Discussing why its measure of home prices for new homes in Vancouver and Toronto shows such little change over the past decade or so, StatsCan said that the index excludes condos and “for quality adjustment purposes” tends to focus on buildings in areas far from urban centres where price appreciation might be lower.
However, none of that affects the inflation measure in a significant way, because CPI is more focused on tracking how much it costs to own or rent a home, rather than what it takes to buy one, director of consumer prices division, Richard Evans, told Global News.
And with mortgage rates so low, the cost of owning a home is at record lows.
StatsCan added it is working on a new condo price index, as well as a Residential Property Price Index that will cover both new and existing homes. Both will be rolled out in 2018 and become part of the CPI, the agency added.
On rents, the statistics bureau said it relies on data from the Labour Force Survey. The measure records the prices of rents by following a sample of renters through a period of five months. Every month, a new sub-section of renters (equal to one-sixth of the sample) is added to the group and an equally-sized batch is rotated out.
This method has worked well in the past, said Evans, but the agency has started noticing its index is trending lower compared to other rent indexes.
The statistics bureau is “investigating other data sources to supplement its current measure of rents and track rent changes over a longer period of time.”
Still, if you expect any of the new measures to significantly drive up the official measure of inflation, you’ll probably be disappointed.
StatsCan doesn’t anticipate any meaningful variations. If anything, it told Global News, its CPI measure tends to overestimate the cost of food, as it can’t track in real time how Canadians change their shopping habits in response to price trends, by swapping out of their carts rapidly appreciating items in favour of cheaper goods. (This is a shortcoming of CPI measures in general, not just Canada’s.)
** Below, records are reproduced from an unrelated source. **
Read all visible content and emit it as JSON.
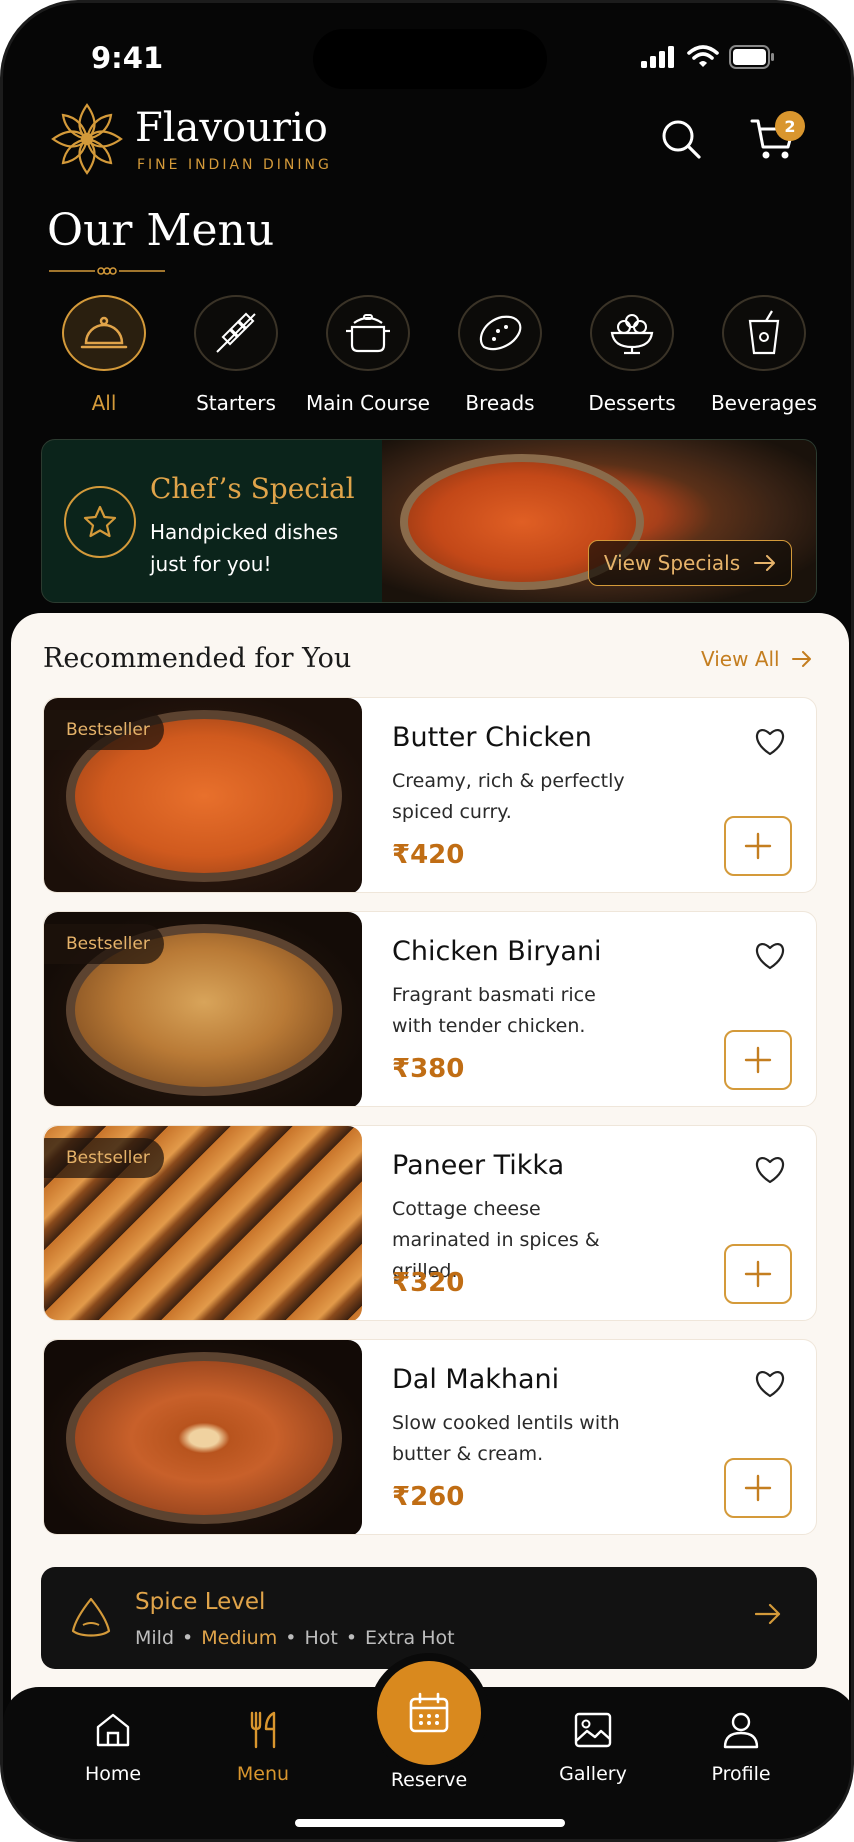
{
  "status_bar": {
    "time": "9:41"
  },
  "header": {
    "brand": "Flavourio",
    "tagline": "FINE INDIAN DINING",
    "cart_count": "2"
  },
  "page_title": "Our Menu",
  "categories": [
    {
      "label": "All",
      "icon": "cloche-icon",
      "active": true
    },
    {
      "label": "Starters",
      "icon": "skewer-icon"
    },
    {
      "label": "Main Course",
      "icon": "cooking-pot-icon"
    },
    {
      "label": "Breads",
      "icon": "bread-icon"
    },
    {
      "label": "Desserts",
      "icon": "dessert-bowl-icon"
    },
    {
      "label": "Beverages",
      "icon": "cup-icon"
    }
  ],
  "banner": {
    "title": "Chef’s Special",
    "subtitle": "Handpicked dishes just for you!",
    "button": "View Specials"
  },
  "recommended": {
    "title": "Recommended for You",
    "view_all": "View All",
    "items": [
      {
        "name": "Butter Chicken",
        "desc": "Creamy, rich & perfectly spiced curry.",
        "price": "₹420",
        "badge": "Bestseller"
      },
      {
        "name": "Chicken Biryani",
        "desc": "Fragrant basmati rice with tender chicken.",
        "price": "₹380",
        "badge": "Bestseller"
      },
      {
        "name": "Paneer Tikka",
        "desc": "Cottage cheese marinated in spices & grilled.",
        "price": "₹320",
        "badge": "Bestseller"
      },
      {
        "name": "Dal Makhani",
        "desc": "Slow cooked lentils with butter & cream.",
        "price": "₹260",
        "badge": ""
      }
    ]
  },
  "spice": {
    "title": "Spice Level",
    "levels": [
      "Mild",
      "Medium",
      "Hot",
      "Extra Hot"
    ],
    "selected": "Medium"
  },
  "tabs": {
    "home": "Home",
    "menu": "Menu",
    "reserve": "Reserve",
    "gallery": "Gallery",
    "profile": "Profile"
  },
  "colors": {
    "accent": "#d9962e",
    "background": "#060606",
    "sheet": "#fbf7f2",
    "banner": "#0b241b"
  }
}
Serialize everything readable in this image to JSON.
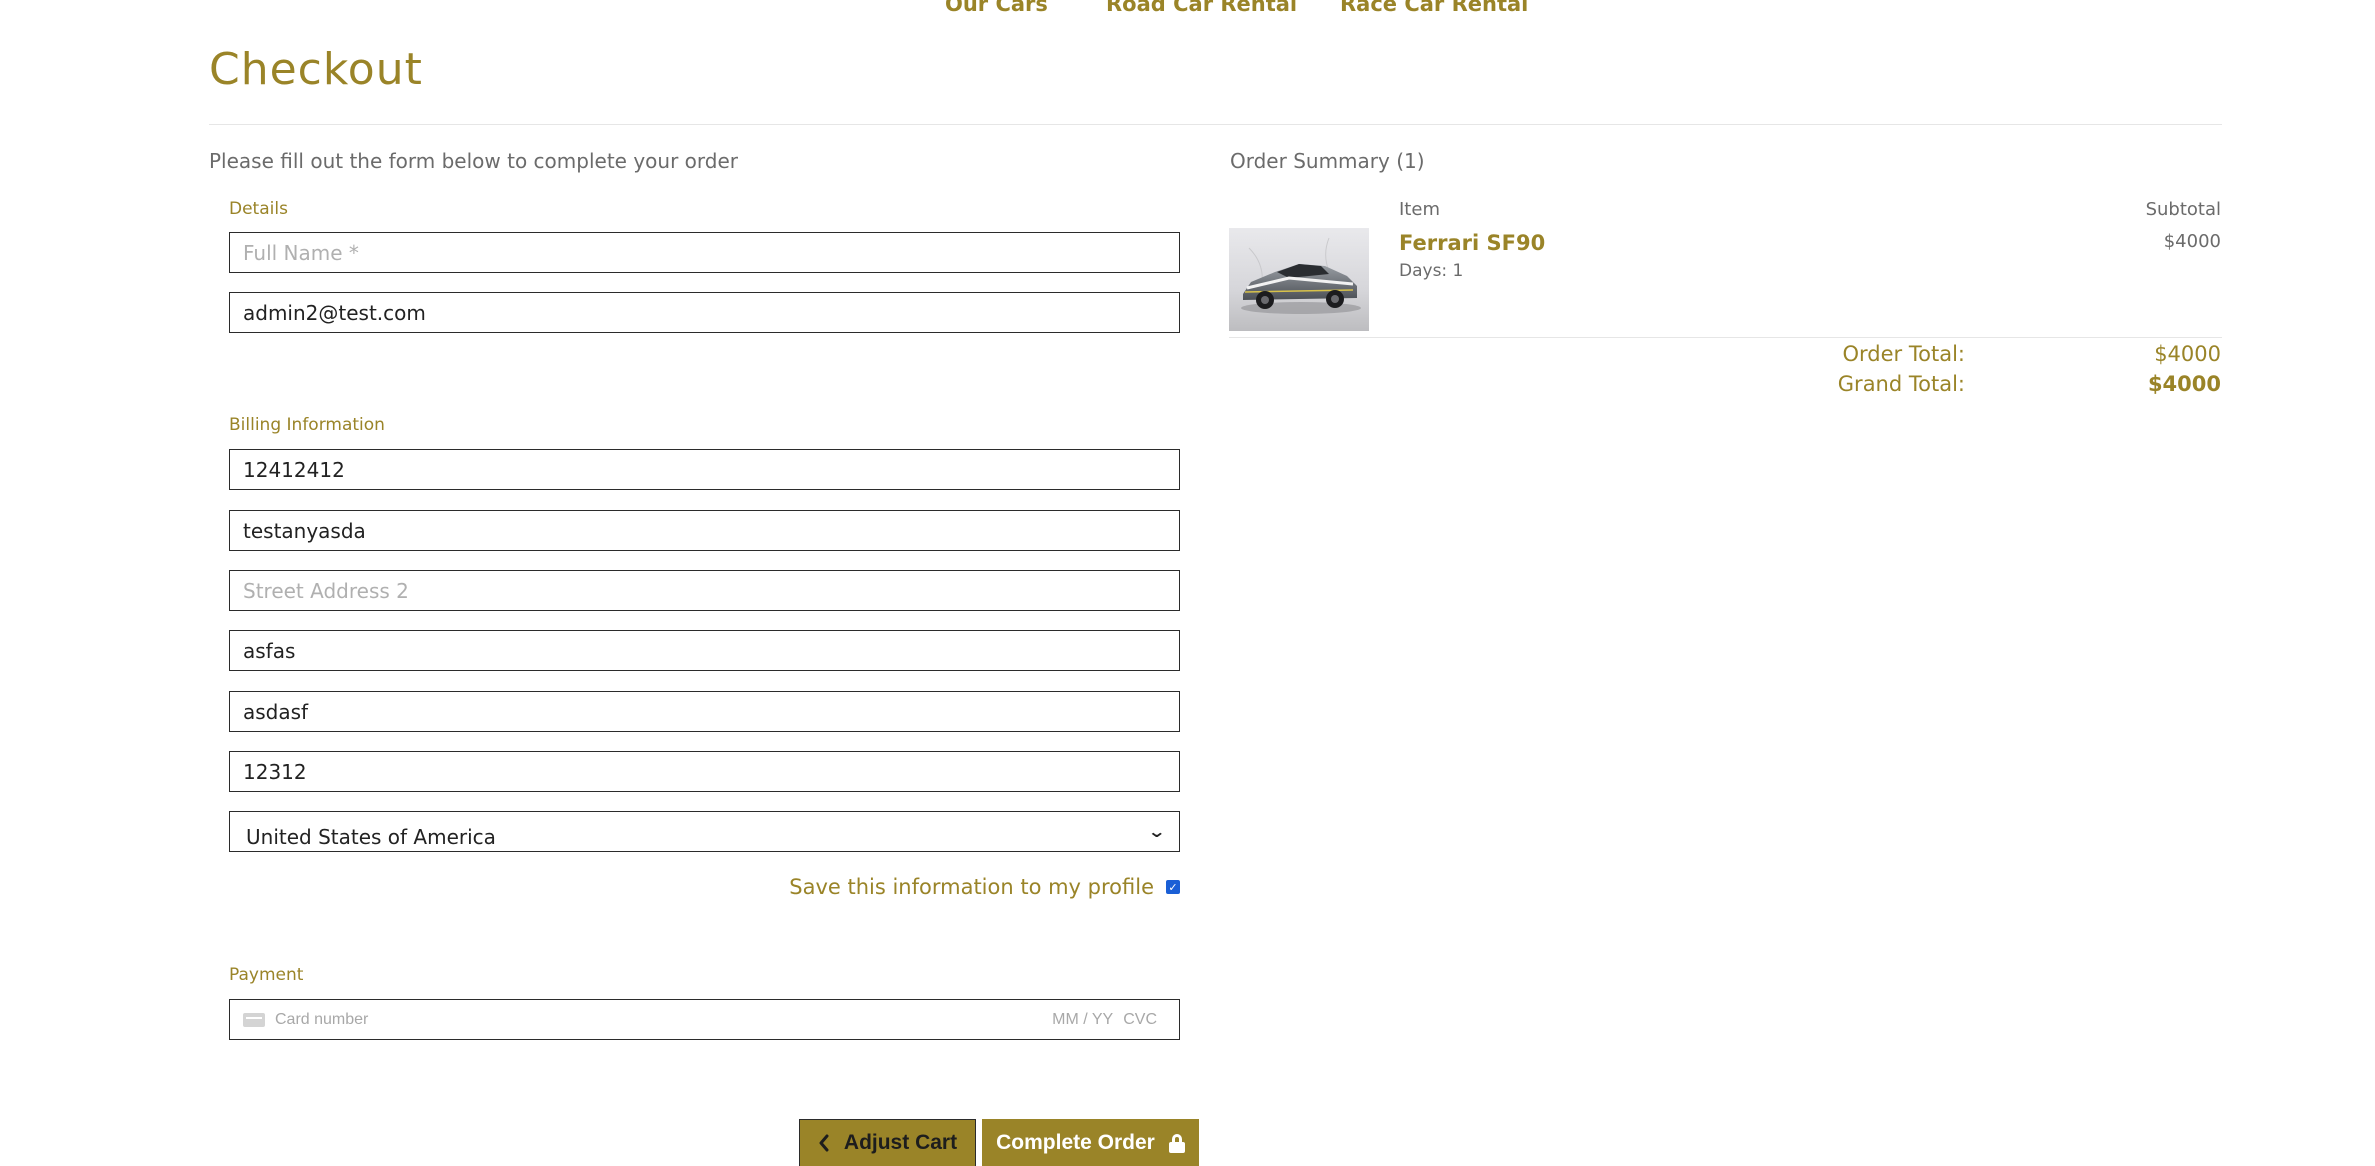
{
  "nav": {
    "items": [
      "Our Cars",
      "Road Car Rental",
      "Race Car Rental"
    ]
  },
  "page": {
    "title": "Checkout",
    "intro": "Please fill out the form below to complete your order"
  },
  "details": {
    "label": "Details",
    "full_name": {
      "value": "",
      "placeholder": "Full Name *"
    },
    "email": {
      "value": "admin2@test.com"
    }
  },
  "billing": {
    "label": "Billing Information",
    "phone": {
      "value": "12412412"
    },
    "street1": {
      "value": "testanyasda"
    },
    "street2": {
      "value": "",
      "placeholder": "Street Address 2"
    },
    "city": {
      "value": "asfas"
    },
    "county": {
      "value": "asdasf"
    },
    "postcode": {
      "value": "12312"
    },
    "country": {
      "selected": "United States of America"
    },
    "save_label": "Save this information to my profile",
    "save_checked": true
  },
  "payment": {
    "label": "Payment",
    "card_placeholder": "Card number",
    "expiry_placeholder": "MM / YY",
    "cvc_placeholder": "CVC"
  },
  "buttons": {
    "adjust_cart": "Adjust Cart",
    "complete_order": "Complete Order"
  },
  "summary": {
    "title": "Order Summary (1)",
    "col_item": "Item",
    "col_subtotal": "Subtotal",
    "items": [
      {
        "name": "Ferrari SF90",
        "days": "Days: 1",
        "subtotal": "$4000"
      }
    ],
    "order_total_label": "Order Total:",
    "order_total": "$4000",
    "grand_total_label": "Grand Total:",
    "grand_total": "$4000"
  },
  "colors": {
    "accent": "#9a8428",
    "text_muted": "#6b6b6b",
    "border": "#2b2b2b"
  }
}
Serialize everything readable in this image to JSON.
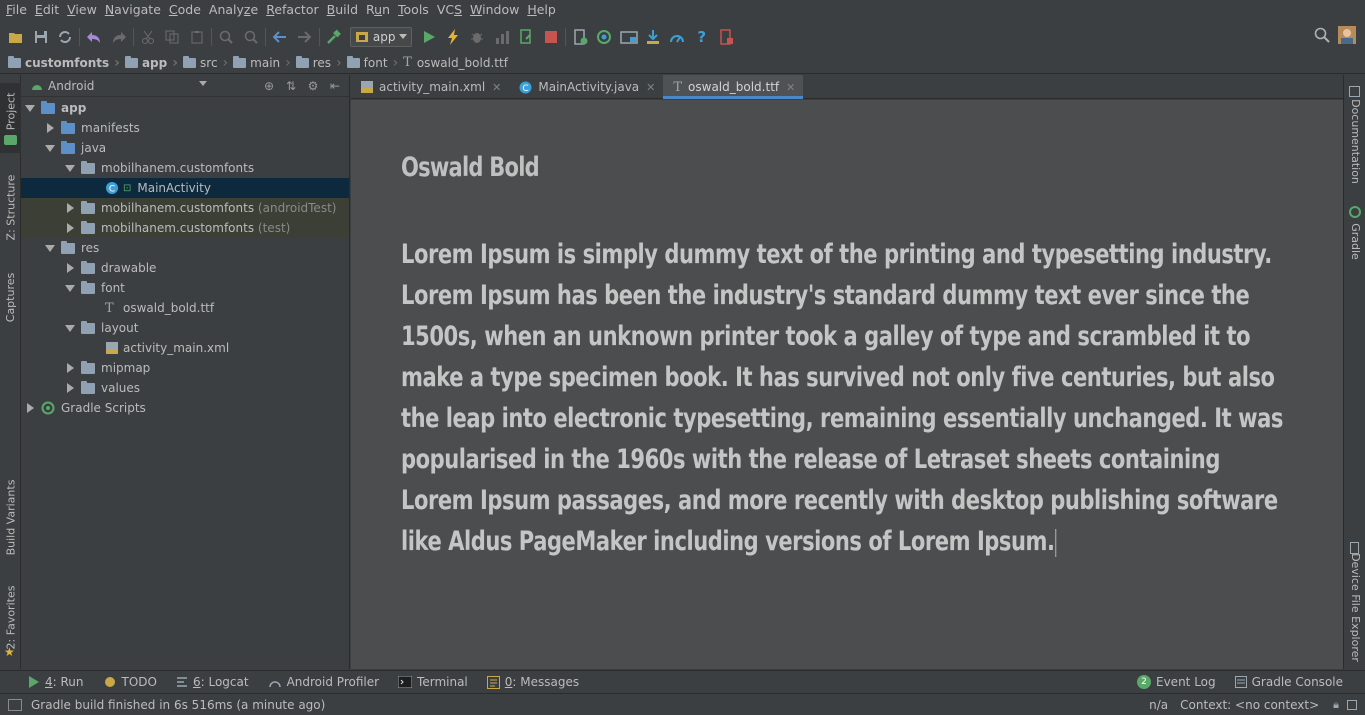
{
  "menu": [
    {
      "pre": "",
      "mn": "F",
      "post": "ile"
    },
    {
      "pre": "",
      "mn": "E",
      "post": "dit"
    },
    {
      "pre": "",
      "mn": "V",
      "post": "iew"
    },
    {
      "pre": "",
      "mn": "N",
      "post": "avigate"
    },
    {
      "pre": "",
      "mn": "C",
      "post": "ode"
    },
    {
      "pre": "Analy",
      "mn": "z",
      "post": "e"
    },
    {
      "pre": "",
      "mn": "R",
      "post": "efactor"
    },
    {
      "pre": "",
      "mn": "B",
      "post": "uild"
    },
    {
      "pre": "R",
      "mn": "u",
      "post": "n"
    },
    {
      "pre": "",
      "mn": "T",
      "post": "ools"
    },
    {
      "pre": "VC",
      "mn": "S",
      "post": ""
    },
    {
      "pre": "",
      "mn": "W",
      "post": "indow"
    },
    {
      "pre": "",
      "mn": "H",
      "post": "elp"
    }
  ],
  "toolbar": {
    "run_config": "app"
  },
  "breadcrumb": [
    "customfonts",
    "app",
    "src",
    "main",
    "res",
    "font",
    "oswald_bold.ttf"
  ],
  "left_stripe": {
    "project": "1: Project",
    "structure": "Z: Structure",
    "captures": "Captures",
    "build_variants": "Build Variants",
    "favorites": "2: Favorites"
  },
  "right_stripe": {
    "documentation": "Documentation",
    "gradle": "Gradle",
    "device_file_explorer": "Device File Explorer"
  },
  "project_panel": {
    "view": "Android",
    "tree": {
      "app": "app",
      "manifests": "manifests",
      "java": "java",
      "pkg_main": "mobilhanem.customfonts",
      "main_activity": "MainActivity",
      "pkg_android_test": "mobilhanem.customfonts",
      "pkg_android_test_suffix": "(androidTest)",
      "pkg_test": "mobilhanem.customfonts",
      "pkg_test_suffix": "(test)",
      "res": "res",
      "drawable": "drawable",
      "font": "font",
      "font_file": "oswald_bold.ttf",
      "layout": "layout",
      "layout_file": "activity_main.xml",
      "mipmap": "mipmap",
      "values": "values",
      "gradle_scripts": "Gradle Scripts"
    }
  },
  "editor_tabs": [
    {
      "label": "activity_main.xml",
      "active": false
    },
    {
      "label": "MainActivity.java",
      "active": false
    },
    {
      "label": "oswald_bold.ttf",
      "active": true
    }
  ],
  "editor": {
    "font_name": "Oswald Bold",
    "preview_text": "Lorem Ipsum is simply dummy text of the printing and typesetting industry. Lorem Ipsum has been the industry's standard dummy text ever since the 1500s, when an unknown printer took a galley of type and scrambled it to make a type specimen book. It has survived not only five centuries, but also the leap into electronic typesetting, remaining essentially unchanged. It was popularised in the 1960s with the release of Letraset sheets containing Lorem Ipsum passages, and more recently with desktop publishing software like Aldus PageMaker including versions of Lorem Ipsum."
  },
  "bottom_tools": {
    "run_mn": "4",
    "run_label": ": Run",
    "todo": "TODO",
    "logcat_mn": "6",
    "logcat_label": ": Logcat",
    "profiler": "Android Profiler",
    "terminal": "Terminal",
    "messages_mn": "0",
    "messages_label": ": Messages",
    "event_log_count": "2",
    "event_log": "Event Log",
    "gradle_console": "Gradle Console"
  },
  "status": {
    "message": "Gradle build finished in 6s 516ms (a minute ago)",
    "position": "n/a",
    "context": "Context: <no context>"
  },
  "colors": {
    "accent": "#4a88c7",
    "selection": "#0d293e",
    "run_green": "#59a869",
    "stop_red": "#c75450"
  }
}
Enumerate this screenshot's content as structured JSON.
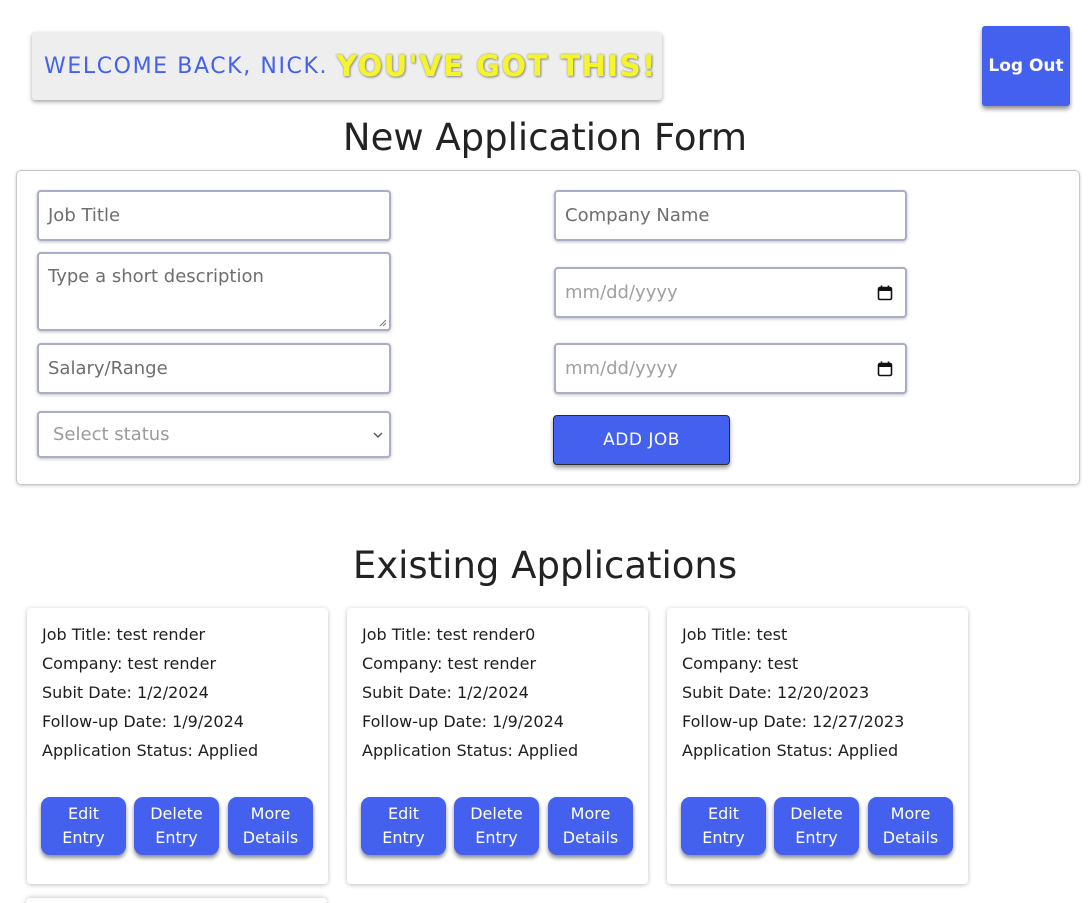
{
  "header": {
    "welcome": "WELCOME BACK, NICK.",
    "cheer": "YOU'VE GOT THIS!",
    "logout_label": "Log Out"
  },
  "form": {
    "title": "New Application Form",
    "job_title_placeholder": "Job Title",
    "company_placeholder": "Company Name",
    "description_placeholder": "Type a short description",
    "submit_date_placeholder": "mm/dd/yyyy",
    "salary_placeholder": "Salary/Range",
    "followup_date_placeholder": "mm/dd/yyyy",
    "status_placeholder": "Select status",
    "add_label": "ADD JOB"
  },
  "existing": {
    "title": "Existing Applications",
    "cards": [
      {
        "job_title": "Job Title: test render",
        "company": "Company: test render",
        "submit_date": "Subit Date: 1/2/2024",
        "followup_date": "Follow-up Date: 1/9/2024",
        "status": "Application Status: Applied"
      },
      {
        "job_title": "Job Title: test render0",
        "company": "Company: test render",
        "submit_date": "Subit Date: 1/2/2024",
        "followup_date": "Follow-up Date: 1/9/2024",
        "status": "Application Status: Applied"
      },
      {
        "job_title": "Job Title: test",
        "company": "Company: test",
        "submit_date": "Subit Date: 12/20/2023",
        "followup_date": "Follow-up Date: 12/27/2023",
        "status": "Application Status: Applied"
      }
    ],
    "edit_label": "Edit Entry",
    "delete_label": "Delete Entry",
    "details_label": "More Details"
  },
  "colors": {
    "accent": "#4361ee",
    "cheer": "#f5f52a",
    "banner_bg": "#eeeeee"
  }
}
Frustrated prospective homebuyers might just have to accept the fact that the inflation index will never be a reflection of their plight.